Dr. David Keeling, head of WKU’s Department of Geography and Geology, traveled to White Plains, N.Y., this past week to lead a seminar at the Scarsdale Teachers Institute on how geography shapes the “Seven Revolutions.”
The Seven Revolutions is a project led by the Global Strategy Institute at the Center for Strategic and International Studies (CSIS) to “identify and analyze the key policy challenges that policymakers, business figures, and other leaders will face over the next twenty years.” The project aims to promote strategic thinking on the long-term trends that too few leaders take the time to consider.
According to Dr. Keeling, “it is critical that we teach the teachers about how geography is fundamental to the ordering of the global system. Geography matters because each one of the Seven Revolution themes (population, resources, technology, information, economic integration, conflict, and governance) is driven by spatial interaction, from movement to communication, and from territory to value systems.”
At the Scarsdale Teachers Institute, a regular Wednesday seminar that draws P-12 teachers of all disciplines from the region focuses on the cultural and geopolitical forces that bind societies together as well as pull them apart.
Titled “Earthlinks: Toward Awareness and Understanding of Current Issues,” the goal of the program is to enhance individual and collective awareness of current issues with global consequences that impact society. Dr. Keeling was the first academic geographer to be invited to lead an Earthlinks seminar at the Institute. The seminar included a problem-based approach to each of the major themes, with teachers tasked to develop curricula ideas in their respective disciplines that could link with and to these broader global trends.

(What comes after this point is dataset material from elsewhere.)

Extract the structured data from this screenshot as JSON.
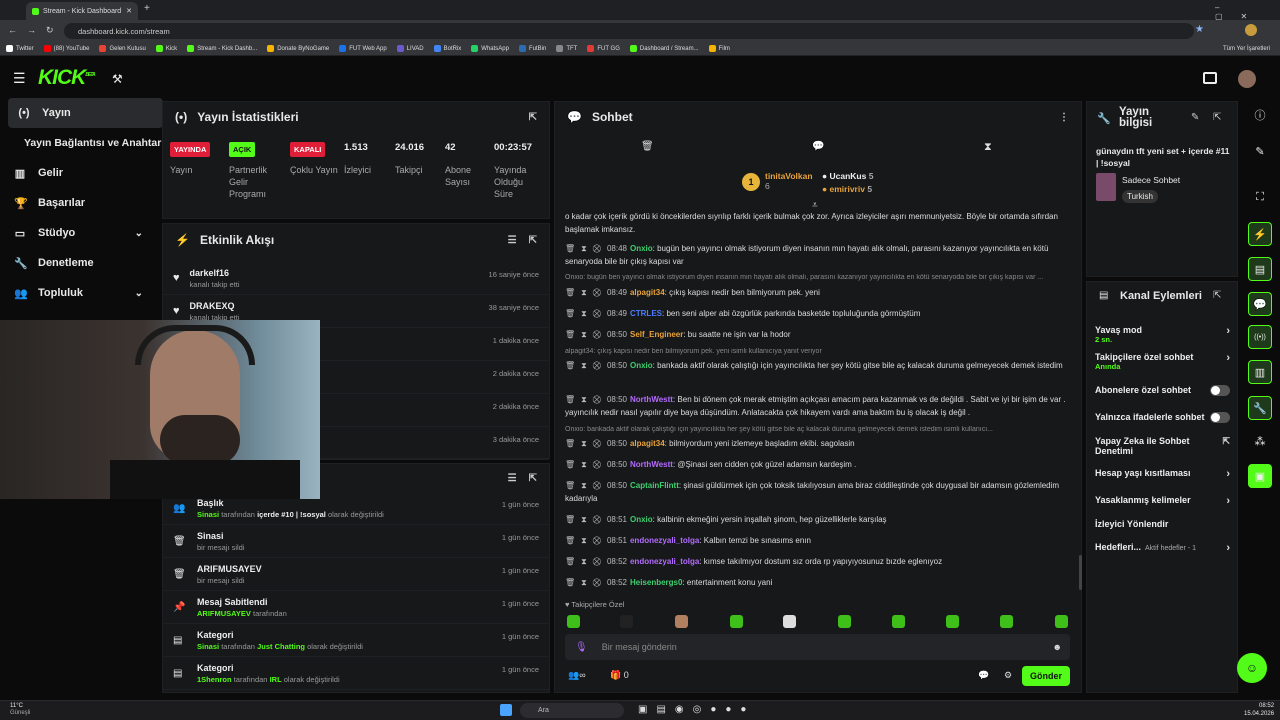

According to Dr. Keeling, “the Seven Revolutions theme has been adopted by many universities around the country as a framework for understanding global linkages. Yet the Department of Geography and Geology has been addressing these seven themes for years, long before they became fashionable in academia. The Department offers courses on population change, climate studies, globalization, geopolitics, transportation, environmental resources, and ethnic conflict. It’s always exciting for the Department to see geography reinvented in other guises and repackaged under a new rubric, but it is still geography at the end of the day that drives these seven major themes.”
For information about the Seven Revolutions or the Scarsdale Teachers Institute program, contact David Keeling at (270) 745-4555.